“They have cut us off from our own country. They refuse to open the gates for us even if there is an emergency at night,” says 24-year-old Tahmina Bibi of Shrikrishnapur village. “We have to wait till a senior officer gives us permission.”

The BSF claims that security in these villages has been tightened because this is the hub of illegal trade. The villagers, mostly women and children, smuggle into Bangladesh goods such as cough syrups, rice, spices, cooking oil, saris and cycles. The goods are mostly transported by trains to and from Bangladesh which pass through Hili Block close to the zero line. Trafficking of cows and trading of illegal currency are the two biggest problems that security forces face on this porous border.

“Having a house on the zero line is not a problem. The problem is that these houses are used for illegal activities,” says Veena Sikri, former Indian envoy to Bangladesh.

Villagers accuse the BSF of raiding their houses in search of illegal goods. “The jawans beat us up. They treat us worse than animals,” complains Minhajul Islam, who runs a grocery shop in Purba Gobindapur.

The BSF denies the allegations. “We do our job for security issues but they think we are harassing them. If we don’t keep a check, we would be accused of colluding with them on illegal trade,” says Sandeep Salunke, inspector-general, BSF, South Bengal Frontier, who is also in charge of the North Bengal border.
Some of the villagers claim that they possess identity cards issued by both Bangladesh and India.

“Living on zero line is like living on the edge. There is always an air of suspicion around us. Dual identity cards help because when we are not allowed to cross the gate we can always go to the other side in case of any emergency,” says Monirul Islam (name changed).

The BSF says that the identity cards are issued by district administrations, and they have no way to control this. But to check crime, it has proposed to the ministry of home affairs to facilitate the relocation of these villages to an area outside the IB fence. The ministry of home affairs has asked for a response from the states bordering Bangladesh.

“It would be appropriate if the issue of people living ahead of the fence near the zero line receive the same kind of attention that the areas under Land Boundary Agreement received,” says Salunke. “The onus is on state governments to provide land and ensure that the villages ahead of the fence are relocated and that no Indian is staying close to the zero line.”

The villagers are worried about being relocated, and not being adequately compensated.
“Most of these people have been living in their ancestral houses. Some of them have agricultural land, too.

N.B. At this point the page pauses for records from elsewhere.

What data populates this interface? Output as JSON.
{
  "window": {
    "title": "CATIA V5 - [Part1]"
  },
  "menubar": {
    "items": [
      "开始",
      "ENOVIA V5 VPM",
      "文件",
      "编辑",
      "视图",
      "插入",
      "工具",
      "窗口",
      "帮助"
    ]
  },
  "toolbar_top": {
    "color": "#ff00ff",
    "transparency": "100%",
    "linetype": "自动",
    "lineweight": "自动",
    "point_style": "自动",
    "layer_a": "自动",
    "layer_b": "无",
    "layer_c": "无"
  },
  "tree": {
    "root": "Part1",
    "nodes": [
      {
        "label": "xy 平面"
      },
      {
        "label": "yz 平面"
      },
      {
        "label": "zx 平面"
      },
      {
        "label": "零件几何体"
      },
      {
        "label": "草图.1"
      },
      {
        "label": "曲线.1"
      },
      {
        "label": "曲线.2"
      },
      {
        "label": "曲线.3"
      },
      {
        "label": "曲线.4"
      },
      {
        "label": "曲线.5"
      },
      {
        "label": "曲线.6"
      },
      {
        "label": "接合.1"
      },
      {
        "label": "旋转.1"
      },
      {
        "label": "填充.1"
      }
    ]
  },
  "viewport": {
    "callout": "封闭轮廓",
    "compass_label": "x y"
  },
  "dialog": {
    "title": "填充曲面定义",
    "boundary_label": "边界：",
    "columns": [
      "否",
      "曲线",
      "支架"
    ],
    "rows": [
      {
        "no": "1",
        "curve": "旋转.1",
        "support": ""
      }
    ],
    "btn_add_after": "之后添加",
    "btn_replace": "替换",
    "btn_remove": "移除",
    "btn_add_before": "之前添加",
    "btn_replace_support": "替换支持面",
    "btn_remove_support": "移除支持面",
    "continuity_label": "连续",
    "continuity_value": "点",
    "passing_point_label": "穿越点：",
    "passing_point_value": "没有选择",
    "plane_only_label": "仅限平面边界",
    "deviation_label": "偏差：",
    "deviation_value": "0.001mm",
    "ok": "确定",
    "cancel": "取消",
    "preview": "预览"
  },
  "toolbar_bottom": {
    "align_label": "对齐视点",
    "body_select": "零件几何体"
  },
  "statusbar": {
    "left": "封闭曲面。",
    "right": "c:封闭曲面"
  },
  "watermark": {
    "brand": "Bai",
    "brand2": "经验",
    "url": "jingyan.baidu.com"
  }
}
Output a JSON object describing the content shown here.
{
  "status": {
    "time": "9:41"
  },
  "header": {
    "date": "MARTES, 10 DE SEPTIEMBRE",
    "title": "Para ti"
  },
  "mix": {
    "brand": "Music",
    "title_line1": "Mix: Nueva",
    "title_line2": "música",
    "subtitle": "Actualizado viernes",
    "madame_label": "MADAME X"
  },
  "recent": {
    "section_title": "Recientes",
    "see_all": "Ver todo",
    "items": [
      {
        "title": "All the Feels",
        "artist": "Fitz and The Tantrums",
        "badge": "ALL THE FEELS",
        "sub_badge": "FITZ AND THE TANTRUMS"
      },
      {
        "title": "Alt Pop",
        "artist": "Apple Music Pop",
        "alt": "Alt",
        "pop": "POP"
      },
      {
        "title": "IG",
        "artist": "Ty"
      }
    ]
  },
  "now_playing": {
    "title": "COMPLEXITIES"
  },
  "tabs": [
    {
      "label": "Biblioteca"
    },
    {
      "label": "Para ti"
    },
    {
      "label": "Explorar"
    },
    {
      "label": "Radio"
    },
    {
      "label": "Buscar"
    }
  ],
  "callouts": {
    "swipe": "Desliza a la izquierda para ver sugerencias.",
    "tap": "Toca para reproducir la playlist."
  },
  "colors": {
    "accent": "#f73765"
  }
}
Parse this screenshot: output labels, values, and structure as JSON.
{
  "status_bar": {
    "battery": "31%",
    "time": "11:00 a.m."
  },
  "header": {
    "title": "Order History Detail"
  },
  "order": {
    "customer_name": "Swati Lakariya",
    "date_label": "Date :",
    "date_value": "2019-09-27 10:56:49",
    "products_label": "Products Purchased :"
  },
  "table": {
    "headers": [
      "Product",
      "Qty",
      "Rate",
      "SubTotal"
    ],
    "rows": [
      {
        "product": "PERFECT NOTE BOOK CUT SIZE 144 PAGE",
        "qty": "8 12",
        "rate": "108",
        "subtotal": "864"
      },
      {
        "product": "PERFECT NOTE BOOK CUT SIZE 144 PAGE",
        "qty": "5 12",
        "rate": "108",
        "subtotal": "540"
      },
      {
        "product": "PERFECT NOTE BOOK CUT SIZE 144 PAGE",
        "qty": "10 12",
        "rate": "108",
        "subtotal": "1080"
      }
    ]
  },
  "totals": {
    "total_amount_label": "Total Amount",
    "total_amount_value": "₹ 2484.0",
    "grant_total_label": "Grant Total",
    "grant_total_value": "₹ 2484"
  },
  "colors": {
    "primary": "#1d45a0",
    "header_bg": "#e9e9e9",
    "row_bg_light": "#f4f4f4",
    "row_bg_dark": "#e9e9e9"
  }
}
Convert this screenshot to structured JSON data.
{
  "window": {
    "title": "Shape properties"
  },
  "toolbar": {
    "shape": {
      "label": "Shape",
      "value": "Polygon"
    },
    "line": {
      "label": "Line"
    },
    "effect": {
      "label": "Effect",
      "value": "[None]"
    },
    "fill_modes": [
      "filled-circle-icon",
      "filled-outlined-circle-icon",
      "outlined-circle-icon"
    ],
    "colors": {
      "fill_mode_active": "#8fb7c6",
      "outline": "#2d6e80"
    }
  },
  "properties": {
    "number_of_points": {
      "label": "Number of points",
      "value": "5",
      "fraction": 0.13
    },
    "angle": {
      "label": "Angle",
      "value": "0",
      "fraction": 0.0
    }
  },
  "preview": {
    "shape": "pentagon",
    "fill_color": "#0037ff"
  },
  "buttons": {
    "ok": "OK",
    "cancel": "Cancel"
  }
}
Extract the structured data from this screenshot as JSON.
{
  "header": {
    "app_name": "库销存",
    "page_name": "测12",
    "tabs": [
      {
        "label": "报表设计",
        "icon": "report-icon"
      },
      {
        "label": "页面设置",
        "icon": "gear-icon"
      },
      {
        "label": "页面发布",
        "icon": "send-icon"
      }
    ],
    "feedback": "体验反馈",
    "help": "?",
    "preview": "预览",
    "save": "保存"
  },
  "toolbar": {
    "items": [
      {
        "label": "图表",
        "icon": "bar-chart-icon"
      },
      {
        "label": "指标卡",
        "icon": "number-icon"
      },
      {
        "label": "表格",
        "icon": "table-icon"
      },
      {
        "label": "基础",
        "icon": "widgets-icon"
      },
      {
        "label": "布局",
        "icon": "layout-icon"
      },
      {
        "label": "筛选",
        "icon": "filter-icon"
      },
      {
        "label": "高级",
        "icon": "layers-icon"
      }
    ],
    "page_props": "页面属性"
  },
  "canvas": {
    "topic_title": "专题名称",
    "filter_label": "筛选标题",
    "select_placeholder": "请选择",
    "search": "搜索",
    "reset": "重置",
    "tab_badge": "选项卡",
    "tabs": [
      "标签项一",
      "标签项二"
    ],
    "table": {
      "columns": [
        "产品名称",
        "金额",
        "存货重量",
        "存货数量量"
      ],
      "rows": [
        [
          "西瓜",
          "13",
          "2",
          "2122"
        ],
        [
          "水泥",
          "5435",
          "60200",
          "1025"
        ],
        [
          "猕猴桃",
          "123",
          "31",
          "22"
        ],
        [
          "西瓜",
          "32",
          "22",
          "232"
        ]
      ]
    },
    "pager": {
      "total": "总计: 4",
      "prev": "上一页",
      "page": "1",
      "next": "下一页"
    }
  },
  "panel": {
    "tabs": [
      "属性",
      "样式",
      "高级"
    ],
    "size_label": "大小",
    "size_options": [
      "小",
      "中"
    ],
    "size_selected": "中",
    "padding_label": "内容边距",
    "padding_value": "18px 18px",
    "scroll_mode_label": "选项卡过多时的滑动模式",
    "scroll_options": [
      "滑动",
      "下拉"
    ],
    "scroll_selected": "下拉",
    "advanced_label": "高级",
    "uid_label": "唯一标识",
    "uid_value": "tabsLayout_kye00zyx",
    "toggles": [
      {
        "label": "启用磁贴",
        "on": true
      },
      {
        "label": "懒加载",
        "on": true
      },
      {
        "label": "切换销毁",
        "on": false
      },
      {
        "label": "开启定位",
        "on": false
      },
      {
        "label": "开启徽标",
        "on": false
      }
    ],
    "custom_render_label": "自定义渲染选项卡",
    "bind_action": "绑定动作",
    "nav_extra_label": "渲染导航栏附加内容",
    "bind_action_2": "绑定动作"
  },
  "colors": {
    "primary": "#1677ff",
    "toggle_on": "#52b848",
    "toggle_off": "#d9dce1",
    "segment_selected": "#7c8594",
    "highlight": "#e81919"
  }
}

If they don’t get good compensation, why should they move out of their homes,” asks Anil Roy, a member of the Dhalpara Gram Panchayat in Hili block.

And would it affect their schooling, ask the children of Purba Gobindapur village. Ever since their primary school shut down two years ago, many of them have been walking to Daudpur in Bangladesh to study in a madrasa.

“We want to study. It doesn’t matter if it is an Indian or a Bangladeshi school,” says Jahana Khatoon (name changed).

Clearly, for the villagers, straddling two countries is part of life. Cross-border love stories are common. Tamina Bibi of Islambagh in Bangladesh and Rashid of Jamalpur in South Dinajpur met when Bibi crossed the border to fetch water from Rashid’s village seven years ago.

“We fell in love and got married. The borders didn’t matter,” she says.

In the Haripukur mosque, next to a boundary pillar, Indians and Bangladeshis pray together every Friday. “The mosque belongs to Bangladesh but we pray here because it is right next to our village,” Haripukur resident Mohammed Amjad Ali points out. “When the leaders of the two countries are promoting goodwill, where is the problem when we do so?”

The story has been published in The Telegraph, June 14, 2015


Leave a Reply

Fill in your details below or click an icon to log in: Logo

You are commenting using your account. Log Out /  Change )

Google+ photo

You are commenting using your Google+ account. Log Out /  Change )

Twitter picture

You are commenting using your Twitter account. Log Out /  Change )

Facebook photo

You are commenting using your Facebook account. Log Out /  Change )


Connecting to %s

%d bloggers like this: